9 For the sake of the house of the LORD our God,
I will seek your good.
The Rev. Lou Nyiri, Associate Pastor, Gettysburg Presbyterian Church / Gettysburg, Pa. / Reformed Theology Focus
“I was glad when they said to me, ‘Let us go to the house of the LORD!’”
These words resonate within me, for they are the words my Presbyterian pastor father-in-law often used as he began worship when our family would visit on vacation. Hearing these words signaled it was time to calm our inner conversations that we might be open to an encounter with God’s gracious and gratitude-inducing presence in our midst. It was a signal to be open to God’s peace.
Psalm 122 was originally sung by pilgrims on the way to celebrate one of Jerusalem’s major festivals. Thereafter, it was used as a song of praise for the city and a prayer for the city’s well-being. We could use a song like this one today....
As I write these devotional words, the news of late has been riddled with bad events. Shootings, hurricanes, nefarious behaviors by power players, racism, and sexism are often the lead stories on our news outlets. We could use a song of peace like Psalm 122 today…
Peace of the city…,
Peace within your walls…,
Peace within [us]….
What a blessing to remember during the Advent season that the one whom we prepare to meet is also the one in whom we rejoice, for this One is the very One who will “fill the whole world with heaven’s peace.” O Come, O Come, Emmanuel.
Ever-loving and ever-giving God, we thank you for your peace, which broke into this world in the cry of a tiny babe.
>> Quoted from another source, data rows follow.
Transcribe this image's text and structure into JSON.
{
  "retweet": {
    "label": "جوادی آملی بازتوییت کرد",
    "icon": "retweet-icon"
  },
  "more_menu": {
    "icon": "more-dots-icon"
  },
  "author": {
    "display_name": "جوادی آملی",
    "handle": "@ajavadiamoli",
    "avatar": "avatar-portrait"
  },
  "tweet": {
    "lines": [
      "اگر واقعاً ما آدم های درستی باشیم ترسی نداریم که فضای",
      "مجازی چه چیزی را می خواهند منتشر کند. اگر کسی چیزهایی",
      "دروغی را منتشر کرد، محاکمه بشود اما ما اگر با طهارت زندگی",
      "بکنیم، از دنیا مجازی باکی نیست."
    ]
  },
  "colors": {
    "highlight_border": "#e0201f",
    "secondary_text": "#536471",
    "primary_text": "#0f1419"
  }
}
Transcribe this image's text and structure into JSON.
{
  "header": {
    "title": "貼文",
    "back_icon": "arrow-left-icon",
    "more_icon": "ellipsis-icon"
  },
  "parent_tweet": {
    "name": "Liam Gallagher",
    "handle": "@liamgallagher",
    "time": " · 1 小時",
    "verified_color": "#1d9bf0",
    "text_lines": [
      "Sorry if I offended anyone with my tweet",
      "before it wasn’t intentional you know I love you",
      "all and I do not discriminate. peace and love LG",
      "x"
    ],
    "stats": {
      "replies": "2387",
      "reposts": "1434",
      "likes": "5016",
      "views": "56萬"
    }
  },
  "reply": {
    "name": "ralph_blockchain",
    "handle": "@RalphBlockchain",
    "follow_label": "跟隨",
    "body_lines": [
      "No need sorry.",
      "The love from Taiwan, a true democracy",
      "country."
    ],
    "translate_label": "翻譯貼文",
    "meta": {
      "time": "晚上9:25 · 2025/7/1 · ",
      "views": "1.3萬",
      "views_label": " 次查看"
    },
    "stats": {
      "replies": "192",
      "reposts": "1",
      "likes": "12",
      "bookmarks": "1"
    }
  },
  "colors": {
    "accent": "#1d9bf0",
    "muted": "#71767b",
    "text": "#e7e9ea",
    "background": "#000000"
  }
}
We pray that your peace will be known once again, and as the song goes, “may it begin with us.” In the name of Jesus, the Prince of Peace, we pray. Amen.